Even though it trimmed its economic growth forecast, RBC is leaving its Bank of Canada rate hike outlook unchanged. It expects the central bank to keep its key interest rate unchanged at 1 percent this year, with a 50 basis point increase by the end of 2014.
The expected interest rate increase in 2014 will help the central bank fill the gap between its monetary policy support and Canada's economic growth, the bank said.
Much of this growth will be export-led, says the RBC pointing to the pace of exports in the first quarter of 2013, the fastest since late 2011.
RBC expects even stronger Canadian export figures as the global economy strengthens.
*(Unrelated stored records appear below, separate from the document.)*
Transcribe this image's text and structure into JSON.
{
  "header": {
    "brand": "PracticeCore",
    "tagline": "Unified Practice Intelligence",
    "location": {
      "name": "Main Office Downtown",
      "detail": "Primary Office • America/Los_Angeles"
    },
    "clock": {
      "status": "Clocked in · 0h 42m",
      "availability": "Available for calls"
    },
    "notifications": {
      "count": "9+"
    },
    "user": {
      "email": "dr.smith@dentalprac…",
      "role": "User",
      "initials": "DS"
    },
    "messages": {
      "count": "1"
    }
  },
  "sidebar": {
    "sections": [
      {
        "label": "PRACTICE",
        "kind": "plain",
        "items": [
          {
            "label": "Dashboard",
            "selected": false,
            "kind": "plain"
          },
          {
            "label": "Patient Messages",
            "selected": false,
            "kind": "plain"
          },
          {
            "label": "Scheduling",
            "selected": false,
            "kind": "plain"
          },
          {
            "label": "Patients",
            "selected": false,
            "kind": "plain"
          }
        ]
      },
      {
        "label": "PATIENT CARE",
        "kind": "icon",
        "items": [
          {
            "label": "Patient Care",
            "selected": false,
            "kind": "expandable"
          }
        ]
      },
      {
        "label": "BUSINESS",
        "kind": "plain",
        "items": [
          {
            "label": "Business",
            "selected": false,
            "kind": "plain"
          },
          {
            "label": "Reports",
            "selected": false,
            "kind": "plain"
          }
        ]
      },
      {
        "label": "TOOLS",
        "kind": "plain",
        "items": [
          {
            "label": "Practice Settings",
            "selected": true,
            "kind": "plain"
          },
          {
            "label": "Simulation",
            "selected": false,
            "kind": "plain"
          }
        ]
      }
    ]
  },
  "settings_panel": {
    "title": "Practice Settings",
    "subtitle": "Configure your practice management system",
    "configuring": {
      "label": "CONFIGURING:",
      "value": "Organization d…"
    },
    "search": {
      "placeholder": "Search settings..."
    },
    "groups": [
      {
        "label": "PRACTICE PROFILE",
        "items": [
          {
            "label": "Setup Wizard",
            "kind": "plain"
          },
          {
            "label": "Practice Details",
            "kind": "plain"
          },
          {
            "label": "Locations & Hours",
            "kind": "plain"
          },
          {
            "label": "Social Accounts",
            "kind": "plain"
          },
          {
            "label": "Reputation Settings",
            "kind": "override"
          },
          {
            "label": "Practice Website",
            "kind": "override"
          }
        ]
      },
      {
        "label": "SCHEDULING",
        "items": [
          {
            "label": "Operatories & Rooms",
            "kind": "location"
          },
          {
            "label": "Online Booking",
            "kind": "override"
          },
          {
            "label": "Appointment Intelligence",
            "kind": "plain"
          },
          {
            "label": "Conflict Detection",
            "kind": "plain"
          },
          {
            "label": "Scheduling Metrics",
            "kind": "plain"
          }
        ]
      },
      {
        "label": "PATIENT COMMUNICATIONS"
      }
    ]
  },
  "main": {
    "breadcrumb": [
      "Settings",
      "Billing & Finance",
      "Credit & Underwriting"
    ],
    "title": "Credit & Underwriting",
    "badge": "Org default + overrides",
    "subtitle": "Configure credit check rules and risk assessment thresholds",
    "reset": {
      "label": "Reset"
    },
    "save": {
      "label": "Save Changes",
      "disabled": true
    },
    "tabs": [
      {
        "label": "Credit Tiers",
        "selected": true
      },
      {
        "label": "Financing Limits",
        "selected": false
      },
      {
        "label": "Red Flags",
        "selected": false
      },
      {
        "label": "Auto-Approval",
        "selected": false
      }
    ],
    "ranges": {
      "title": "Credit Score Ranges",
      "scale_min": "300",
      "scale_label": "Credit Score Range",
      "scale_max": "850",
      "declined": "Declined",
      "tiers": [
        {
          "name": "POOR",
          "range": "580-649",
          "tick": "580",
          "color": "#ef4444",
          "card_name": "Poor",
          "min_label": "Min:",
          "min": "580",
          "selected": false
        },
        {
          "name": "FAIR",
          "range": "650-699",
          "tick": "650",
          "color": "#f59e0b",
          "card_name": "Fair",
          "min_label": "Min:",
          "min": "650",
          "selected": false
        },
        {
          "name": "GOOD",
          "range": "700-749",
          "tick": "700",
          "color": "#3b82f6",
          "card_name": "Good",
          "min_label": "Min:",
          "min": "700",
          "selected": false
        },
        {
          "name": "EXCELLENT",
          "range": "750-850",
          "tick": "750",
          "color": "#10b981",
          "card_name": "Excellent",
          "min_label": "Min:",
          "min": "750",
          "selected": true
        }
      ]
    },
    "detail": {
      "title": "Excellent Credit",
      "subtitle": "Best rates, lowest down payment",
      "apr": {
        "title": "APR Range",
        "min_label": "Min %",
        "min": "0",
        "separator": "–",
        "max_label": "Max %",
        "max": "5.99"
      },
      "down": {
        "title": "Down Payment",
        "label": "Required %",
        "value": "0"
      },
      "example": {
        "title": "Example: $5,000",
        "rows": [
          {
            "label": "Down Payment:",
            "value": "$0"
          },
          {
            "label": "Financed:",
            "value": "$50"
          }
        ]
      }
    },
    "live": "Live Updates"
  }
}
"The improvements in the U.S. housing market, rising motor vehicles sales and increasing U.S. business investment in machinery will augment the rising demand for Canadian exports coming from the Euro-area and the U.K. as the pace of economic growth improves," says Wright.
And improving job numbers are expected to provide further economic support. As of August 2013, Canada had an average gain of 12,100 jobs per month for the previous six months.
"We expect this pace of job creation to rise slightly on average through the forecast," says Wright. "This continuing support to household spending along with the improving external environment and rising investment will allow overall GDP growth to strengthen in 2014."
The bank anticipates housing activity to moderate and the slowing trend in mortgage credit growth to stabilize Canada's frothy housing market.
On the currency front, though, the sliding Canadian dollar will likely get little support from falling commodity prices, says RBC, but the bank expects that to change in 2014.
"As long as we don't see a strong upward shift in commodity prices, we expect the Canadian dollar will maintain its weakening trajectory for the remainder of 2013," says Wright. "Next year, as the economy propels itself forward, the loonie is likely to regain ground against the U.S. dollar."
Regionally, resource-rich Newfoundland and Labrador will lead the national growth in 2013, followed by Alberta, Saskatchewan and Manitoba. The pace in all other provinces will be below the national average of 1.8 percent, says the RBC report.